Leopards Tale Oct 2019
October 29, 2019
Red Velvet Cup Cakes
November 29, 2019

Leopards Tale Nov 2019

#SightingsNov2019:

Lodge

  • Three young cheetahs and their mum checked into the lodge for 3 nights and could be seen anywhere from the deck and chalet one to chalet nine during the course of their stay.
  • Staff were visited by four hungry lionesses’ who tried to hunt some warthog around the accommodation.
Alex:
  • Impalas dropping the first calves of the season.
  • An African rock python lifting its body half a meter off the ground picking up on a scent.
  • Intense fight between dung beetles over a dung ball.
James:
  • Got my first African Emerald Cuckoo.
  • Watched a Yellow-billed Kite catching flying termites for about 10 minutes.
  • Got a black rhino bull 3 days in a row.
Jian:
  • While watching two young cheetah siblings hunt, had a herd of buffalo and two white rhino join us.
  • Had a fascinating sighting of a Yellow-billed hornbill digging through old elephant dung for termite larvae.
JP:
  • White rhino mom and calf relaxing in the shade.
  • 24 girrafe feeding in the open all around us.
  • Herd of buffalo at the waterhole drinking and cooling down.

#UnforgettableSafaris:

A quick announcement over the radio grabs everyone’s attention and just as we were about to give up all hope, a lioness has been seen with new cubs.
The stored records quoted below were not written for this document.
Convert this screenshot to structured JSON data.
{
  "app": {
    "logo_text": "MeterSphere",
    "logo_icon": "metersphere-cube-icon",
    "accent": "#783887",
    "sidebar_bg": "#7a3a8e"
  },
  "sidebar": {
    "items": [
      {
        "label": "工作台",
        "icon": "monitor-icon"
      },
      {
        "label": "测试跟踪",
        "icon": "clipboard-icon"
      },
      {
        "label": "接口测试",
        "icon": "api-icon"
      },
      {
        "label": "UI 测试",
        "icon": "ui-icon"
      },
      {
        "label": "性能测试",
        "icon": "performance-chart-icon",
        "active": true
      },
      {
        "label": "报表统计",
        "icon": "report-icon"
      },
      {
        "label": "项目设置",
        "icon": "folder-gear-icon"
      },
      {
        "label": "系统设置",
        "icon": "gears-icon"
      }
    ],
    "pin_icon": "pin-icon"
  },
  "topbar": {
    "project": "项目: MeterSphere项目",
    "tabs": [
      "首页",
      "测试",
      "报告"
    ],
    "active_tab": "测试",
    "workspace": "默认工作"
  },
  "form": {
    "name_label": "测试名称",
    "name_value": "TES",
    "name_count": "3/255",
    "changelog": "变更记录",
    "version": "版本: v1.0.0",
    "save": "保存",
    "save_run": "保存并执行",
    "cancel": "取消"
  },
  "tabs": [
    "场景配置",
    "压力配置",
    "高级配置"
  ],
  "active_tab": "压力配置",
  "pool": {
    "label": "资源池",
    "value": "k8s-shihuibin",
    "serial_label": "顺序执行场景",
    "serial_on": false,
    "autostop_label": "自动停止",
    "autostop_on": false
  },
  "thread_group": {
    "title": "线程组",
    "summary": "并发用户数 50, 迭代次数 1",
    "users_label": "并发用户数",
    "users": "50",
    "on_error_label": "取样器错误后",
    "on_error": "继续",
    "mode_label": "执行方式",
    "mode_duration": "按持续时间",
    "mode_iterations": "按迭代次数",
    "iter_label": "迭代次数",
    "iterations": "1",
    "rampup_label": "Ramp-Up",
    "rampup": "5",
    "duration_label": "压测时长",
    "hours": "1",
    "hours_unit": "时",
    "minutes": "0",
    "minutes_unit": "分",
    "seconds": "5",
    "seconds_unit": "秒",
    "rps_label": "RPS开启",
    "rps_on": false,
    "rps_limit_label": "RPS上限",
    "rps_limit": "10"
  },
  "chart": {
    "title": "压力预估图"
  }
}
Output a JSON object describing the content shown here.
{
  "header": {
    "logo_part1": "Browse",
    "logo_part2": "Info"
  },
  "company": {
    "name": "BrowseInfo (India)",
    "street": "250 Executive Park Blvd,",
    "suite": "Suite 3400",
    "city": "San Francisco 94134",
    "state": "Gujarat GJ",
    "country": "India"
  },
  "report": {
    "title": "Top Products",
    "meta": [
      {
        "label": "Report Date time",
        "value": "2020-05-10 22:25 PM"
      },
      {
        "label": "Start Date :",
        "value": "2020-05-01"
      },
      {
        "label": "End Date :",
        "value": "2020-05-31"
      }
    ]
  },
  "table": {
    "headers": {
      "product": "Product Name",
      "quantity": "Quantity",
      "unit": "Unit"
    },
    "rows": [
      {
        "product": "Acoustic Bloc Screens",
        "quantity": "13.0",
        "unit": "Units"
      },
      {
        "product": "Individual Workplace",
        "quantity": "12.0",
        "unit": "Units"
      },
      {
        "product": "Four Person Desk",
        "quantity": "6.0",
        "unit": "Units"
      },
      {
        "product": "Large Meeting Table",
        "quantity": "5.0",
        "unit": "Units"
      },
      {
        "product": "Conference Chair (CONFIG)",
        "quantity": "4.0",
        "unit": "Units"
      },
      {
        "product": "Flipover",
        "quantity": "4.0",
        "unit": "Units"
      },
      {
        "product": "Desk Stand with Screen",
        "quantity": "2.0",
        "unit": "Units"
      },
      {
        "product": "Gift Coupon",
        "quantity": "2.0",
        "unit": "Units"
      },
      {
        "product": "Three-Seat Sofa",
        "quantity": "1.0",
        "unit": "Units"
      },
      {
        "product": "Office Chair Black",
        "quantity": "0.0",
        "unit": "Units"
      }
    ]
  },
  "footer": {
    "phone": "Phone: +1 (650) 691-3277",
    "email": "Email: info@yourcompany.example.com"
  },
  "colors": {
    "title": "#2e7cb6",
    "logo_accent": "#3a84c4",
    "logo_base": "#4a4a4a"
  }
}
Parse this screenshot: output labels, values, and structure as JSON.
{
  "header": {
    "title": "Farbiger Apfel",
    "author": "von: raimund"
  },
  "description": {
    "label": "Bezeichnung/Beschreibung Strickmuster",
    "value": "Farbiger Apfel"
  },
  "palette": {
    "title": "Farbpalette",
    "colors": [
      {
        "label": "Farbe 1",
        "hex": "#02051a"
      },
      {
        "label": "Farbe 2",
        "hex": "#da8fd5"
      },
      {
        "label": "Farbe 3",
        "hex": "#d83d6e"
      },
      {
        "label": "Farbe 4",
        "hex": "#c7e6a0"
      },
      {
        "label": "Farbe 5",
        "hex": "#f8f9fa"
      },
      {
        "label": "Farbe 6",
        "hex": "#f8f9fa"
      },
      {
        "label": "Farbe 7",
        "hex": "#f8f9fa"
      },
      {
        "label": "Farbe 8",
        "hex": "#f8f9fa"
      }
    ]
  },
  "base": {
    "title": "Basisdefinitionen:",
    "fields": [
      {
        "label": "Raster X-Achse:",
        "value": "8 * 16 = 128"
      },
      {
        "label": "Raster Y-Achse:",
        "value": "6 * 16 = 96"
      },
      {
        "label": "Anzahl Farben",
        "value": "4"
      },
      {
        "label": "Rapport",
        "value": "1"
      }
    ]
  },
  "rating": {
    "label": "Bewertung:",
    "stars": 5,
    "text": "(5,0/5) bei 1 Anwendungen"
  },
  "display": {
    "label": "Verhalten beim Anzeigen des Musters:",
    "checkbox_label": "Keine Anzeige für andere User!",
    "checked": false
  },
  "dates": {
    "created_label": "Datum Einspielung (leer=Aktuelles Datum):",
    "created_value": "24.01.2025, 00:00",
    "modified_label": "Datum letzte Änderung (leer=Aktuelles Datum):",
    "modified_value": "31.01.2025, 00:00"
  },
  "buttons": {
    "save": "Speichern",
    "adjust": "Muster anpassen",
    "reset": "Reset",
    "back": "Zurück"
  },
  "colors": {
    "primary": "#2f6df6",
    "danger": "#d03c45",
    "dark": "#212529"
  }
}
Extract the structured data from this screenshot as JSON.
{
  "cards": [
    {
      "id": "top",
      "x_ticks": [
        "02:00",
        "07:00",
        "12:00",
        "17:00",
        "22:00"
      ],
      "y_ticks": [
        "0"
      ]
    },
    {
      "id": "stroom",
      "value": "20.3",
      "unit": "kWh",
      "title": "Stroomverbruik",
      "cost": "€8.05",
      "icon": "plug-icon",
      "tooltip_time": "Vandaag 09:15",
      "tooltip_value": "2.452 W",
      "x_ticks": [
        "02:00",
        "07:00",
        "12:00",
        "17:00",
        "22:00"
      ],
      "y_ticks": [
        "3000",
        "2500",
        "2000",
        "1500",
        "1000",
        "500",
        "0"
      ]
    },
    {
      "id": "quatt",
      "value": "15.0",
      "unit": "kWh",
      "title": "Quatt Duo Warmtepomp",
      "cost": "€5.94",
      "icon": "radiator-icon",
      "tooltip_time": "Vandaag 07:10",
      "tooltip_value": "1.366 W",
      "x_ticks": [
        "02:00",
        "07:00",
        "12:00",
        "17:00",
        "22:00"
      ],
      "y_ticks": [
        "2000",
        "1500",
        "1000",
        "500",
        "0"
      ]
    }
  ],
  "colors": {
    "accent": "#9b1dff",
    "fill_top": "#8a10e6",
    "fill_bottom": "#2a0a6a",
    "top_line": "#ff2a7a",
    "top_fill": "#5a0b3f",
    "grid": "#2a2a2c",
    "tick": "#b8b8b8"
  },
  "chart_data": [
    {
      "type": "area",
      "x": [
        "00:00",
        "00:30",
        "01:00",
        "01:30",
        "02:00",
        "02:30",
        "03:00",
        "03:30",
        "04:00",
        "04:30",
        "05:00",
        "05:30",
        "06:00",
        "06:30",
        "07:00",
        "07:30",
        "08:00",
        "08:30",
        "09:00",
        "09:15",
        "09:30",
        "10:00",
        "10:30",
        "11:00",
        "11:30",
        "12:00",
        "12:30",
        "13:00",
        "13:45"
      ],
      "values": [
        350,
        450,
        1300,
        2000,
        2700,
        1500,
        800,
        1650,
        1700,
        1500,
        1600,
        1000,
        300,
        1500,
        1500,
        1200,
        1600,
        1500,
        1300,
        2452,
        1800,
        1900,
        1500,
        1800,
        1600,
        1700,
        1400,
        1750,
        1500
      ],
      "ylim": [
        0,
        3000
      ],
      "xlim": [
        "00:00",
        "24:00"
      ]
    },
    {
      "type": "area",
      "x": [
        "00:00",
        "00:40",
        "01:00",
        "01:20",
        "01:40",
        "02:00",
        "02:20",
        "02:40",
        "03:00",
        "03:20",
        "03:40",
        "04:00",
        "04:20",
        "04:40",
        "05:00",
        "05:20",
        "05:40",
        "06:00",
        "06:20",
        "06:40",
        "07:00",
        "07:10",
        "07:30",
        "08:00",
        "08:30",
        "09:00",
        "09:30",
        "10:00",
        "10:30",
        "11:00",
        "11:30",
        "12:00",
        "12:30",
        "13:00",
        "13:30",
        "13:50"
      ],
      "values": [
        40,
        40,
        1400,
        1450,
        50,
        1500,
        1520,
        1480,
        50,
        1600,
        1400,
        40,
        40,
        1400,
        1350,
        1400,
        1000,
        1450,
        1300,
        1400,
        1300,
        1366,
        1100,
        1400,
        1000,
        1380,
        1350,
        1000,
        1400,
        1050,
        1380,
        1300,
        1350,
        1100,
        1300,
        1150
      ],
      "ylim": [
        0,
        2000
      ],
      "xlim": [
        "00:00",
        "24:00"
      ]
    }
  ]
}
Whisking over to the area, we see the tiny figures clamber out of the thicket. At least three miniature lion forms stumble in and out of a small hole in a thicket to feed on a meal caught by their untiring mother. Hopefully we get to watch these cubs flourish to maturity.

#Conservation:

We are extending our wild dog family to include four new males. Our two current males will be bonded with a new group of females and will be moved to another reserve. This is all in the name of conservation to improve genetic diversity across the very small wild dog population worldwide. For now the two groups – four new males, and two of our three females – are undergoing a bonding process in two separate bomas next to each other. Because of intricate wild dog pack dynamics, bonding is vital before releasing the pack back into the reserve. We hope to see our family of six wild dogs roaming the reserve shortly.